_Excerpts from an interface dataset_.
———
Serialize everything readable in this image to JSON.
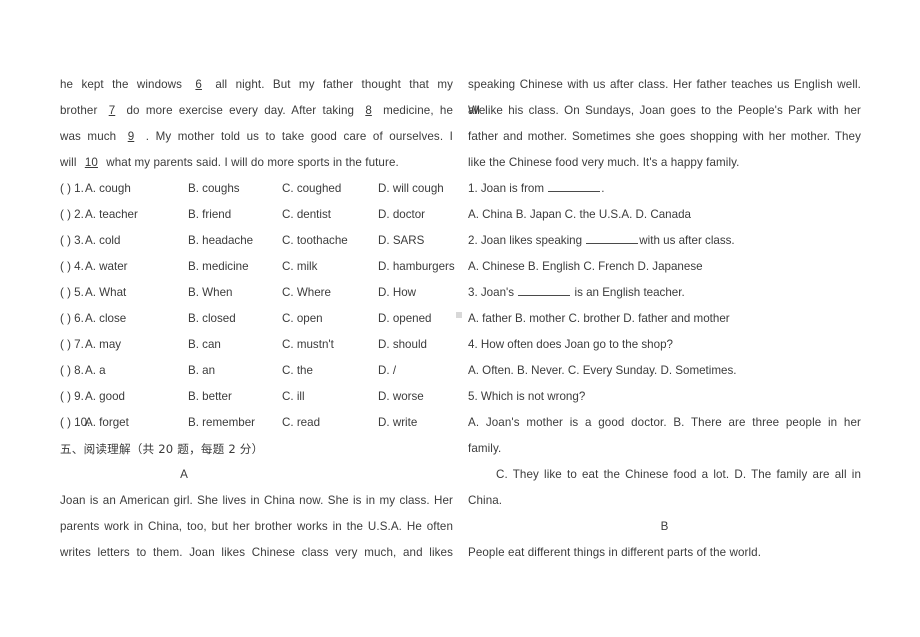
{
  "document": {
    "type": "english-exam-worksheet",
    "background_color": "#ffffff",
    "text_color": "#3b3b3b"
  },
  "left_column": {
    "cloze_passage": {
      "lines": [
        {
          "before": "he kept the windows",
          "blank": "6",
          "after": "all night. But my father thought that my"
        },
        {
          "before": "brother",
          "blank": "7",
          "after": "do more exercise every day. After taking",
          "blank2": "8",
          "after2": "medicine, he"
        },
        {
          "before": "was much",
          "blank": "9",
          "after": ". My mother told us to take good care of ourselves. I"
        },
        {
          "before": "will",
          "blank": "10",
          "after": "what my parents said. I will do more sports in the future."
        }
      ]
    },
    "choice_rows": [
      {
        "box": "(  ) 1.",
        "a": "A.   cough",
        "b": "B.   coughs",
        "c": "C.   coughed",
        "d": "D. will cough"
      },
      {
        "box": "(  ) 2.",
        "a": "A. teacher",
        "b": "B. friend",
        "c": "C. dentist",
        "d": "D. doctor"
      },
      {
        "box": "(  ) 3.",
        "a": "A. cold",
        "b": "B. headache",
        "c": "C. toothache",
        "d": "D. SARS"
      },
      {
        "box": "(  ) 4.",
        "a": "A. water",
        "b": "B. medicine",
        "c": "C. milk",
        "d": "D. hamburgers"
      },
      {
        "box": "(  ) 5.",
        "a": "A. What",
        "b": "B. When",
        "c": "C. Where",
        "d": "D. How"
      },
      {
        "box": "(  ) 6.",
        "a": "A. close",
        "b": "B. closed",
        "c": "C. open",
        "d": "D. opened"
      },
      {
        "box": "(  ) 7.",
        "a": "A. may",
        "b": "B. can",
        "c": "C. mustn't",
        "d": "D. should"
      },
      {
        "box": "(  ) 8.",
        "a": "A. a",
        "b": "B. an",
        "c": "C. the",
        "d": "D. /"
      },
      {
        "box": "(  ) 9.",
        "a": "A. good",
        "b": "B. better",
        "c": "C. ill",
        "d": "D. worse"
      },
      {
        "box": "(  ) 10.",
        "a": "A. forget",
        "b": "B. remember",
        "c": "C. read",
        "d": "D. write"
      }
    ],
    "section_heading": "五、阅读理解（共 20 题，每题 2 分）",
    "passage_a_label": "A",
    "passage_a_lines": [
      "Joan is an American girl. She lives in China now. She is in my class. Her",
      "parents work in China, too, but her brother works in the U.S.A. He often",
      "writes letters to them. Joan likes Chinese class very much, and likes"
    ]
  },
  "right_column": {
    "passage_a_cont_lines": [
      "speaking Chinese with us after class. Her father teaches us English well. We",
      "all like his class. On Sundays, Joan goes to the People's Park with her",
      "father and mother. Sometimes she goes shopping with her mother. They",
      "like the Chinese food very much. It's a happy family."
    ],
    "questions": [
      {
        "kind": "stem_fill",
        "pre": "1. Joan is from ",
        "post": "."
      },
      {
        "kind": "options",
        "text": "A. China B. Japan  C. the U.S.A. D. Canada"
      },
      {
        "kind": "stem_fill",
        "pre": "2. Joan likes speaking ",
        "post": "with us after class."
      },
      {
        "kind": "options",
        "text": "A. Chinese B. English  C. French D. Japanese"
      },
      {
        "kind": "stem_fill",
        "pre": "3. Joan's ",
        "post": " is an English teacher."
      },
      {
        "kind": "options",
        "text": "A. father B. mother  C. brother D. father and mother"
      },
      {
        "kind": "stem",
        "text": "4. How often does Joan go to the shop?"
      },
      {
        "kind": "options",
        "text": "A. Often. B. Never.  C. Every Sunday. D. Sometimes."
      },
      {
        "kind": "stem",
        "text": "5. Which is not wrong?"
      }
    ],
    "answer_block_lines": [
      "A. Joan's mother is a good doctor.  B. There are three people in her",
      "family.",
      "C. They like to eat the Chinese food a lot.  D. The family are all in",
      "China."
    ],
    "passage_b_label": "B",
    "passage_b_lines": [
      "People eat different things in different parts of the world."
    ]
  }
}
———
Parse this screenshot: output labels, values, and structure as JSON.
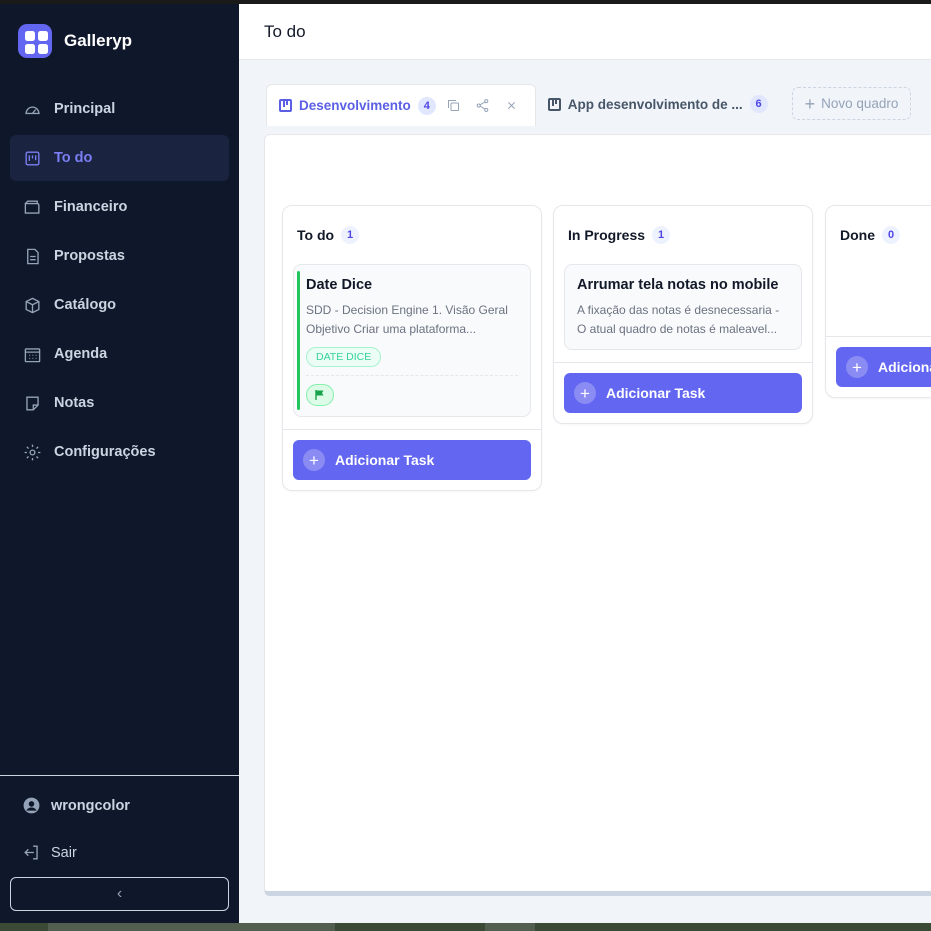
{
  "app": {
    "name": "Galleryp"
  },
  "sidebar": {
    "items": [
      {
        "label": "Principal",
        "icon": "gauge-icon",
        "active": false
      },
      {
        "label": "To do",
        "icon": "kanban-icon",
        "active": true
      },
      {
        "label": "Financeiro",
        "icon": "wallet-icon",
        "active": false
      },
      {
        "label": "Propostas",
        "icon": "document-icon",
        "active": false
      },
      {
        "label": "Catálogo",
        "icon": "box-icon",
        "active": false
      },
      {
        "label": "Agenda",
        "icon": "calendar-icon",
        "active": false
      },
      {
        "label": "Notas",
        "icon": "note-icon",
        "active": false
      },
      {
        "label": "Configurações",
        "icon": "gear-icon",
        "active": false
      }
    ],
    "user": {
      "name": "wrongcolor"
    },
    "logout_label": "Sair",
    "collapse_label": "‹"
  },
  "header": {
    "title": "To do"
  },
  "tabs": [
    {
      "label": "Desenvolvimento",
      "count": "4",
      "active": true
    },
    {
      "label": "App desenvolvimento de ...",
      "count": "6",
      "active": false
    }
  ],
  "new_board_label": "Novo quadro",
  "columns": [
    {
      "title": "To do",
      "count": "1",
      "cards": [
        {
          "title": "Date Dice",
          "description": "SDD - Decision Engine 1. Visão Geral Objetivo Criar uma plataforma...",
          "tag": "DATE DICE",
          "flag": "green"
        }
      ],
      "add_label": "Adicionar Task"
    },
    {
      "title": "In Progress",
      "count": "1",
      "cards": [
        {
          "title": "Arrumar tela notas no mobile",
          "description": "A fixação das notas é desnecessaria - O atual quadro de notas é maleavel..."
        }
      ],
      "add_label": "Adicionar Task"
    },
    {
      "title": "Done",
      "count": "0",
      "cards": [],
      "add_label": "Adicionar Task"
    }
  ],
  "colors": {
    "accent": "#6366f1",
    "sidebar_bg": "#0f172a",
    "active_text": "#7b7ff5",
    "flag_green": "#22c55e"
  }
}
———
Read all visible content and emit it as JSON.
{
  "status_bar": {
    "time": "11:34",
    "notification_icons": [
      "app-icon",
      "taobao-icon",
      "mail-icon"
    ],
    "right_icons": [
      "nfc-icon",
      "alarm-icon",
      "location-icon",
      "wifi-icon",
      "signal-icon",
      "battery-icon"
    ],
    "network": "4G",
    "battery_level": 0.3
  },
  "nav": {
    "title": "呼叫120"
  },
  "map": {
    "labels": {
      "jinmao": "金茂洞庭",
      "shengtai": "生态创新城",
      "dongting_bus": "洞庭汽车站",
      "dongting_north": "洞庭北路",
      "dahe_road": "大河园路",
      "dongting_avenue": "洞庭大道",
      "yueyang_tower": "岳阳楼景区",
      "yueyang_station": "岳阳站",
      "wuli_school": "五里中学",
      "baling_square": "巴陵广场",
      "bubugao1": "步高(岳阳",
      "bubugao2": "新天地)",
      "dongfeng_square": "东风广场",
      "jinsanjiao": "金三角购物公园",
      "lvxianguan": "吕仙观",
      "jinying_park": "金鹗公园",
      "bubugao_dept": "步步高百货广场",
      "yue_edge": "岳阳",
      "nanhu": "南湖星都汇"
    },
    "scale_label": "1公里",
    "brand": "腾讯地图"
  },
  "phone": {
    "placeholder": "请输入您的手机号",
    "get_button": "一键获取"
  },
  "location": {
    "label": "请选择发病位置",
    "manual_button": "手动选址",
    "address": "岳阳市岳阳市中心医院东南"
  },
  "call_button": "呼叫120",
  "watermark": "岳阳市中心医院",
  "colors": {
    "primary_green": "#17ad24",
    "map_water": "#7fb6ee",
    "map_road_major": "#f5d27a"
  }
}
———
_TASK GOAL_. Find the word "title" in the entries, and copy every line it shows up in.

_ANSWER TO THIS PROBLEM_.
    "title": "To do"
      "title": "To do",
          "title": "Date Dice",
      "title": "In Progress",
          "title": "Arrumar tela notas no mobile",
      "title": "Done",
    "title": "呼叫120"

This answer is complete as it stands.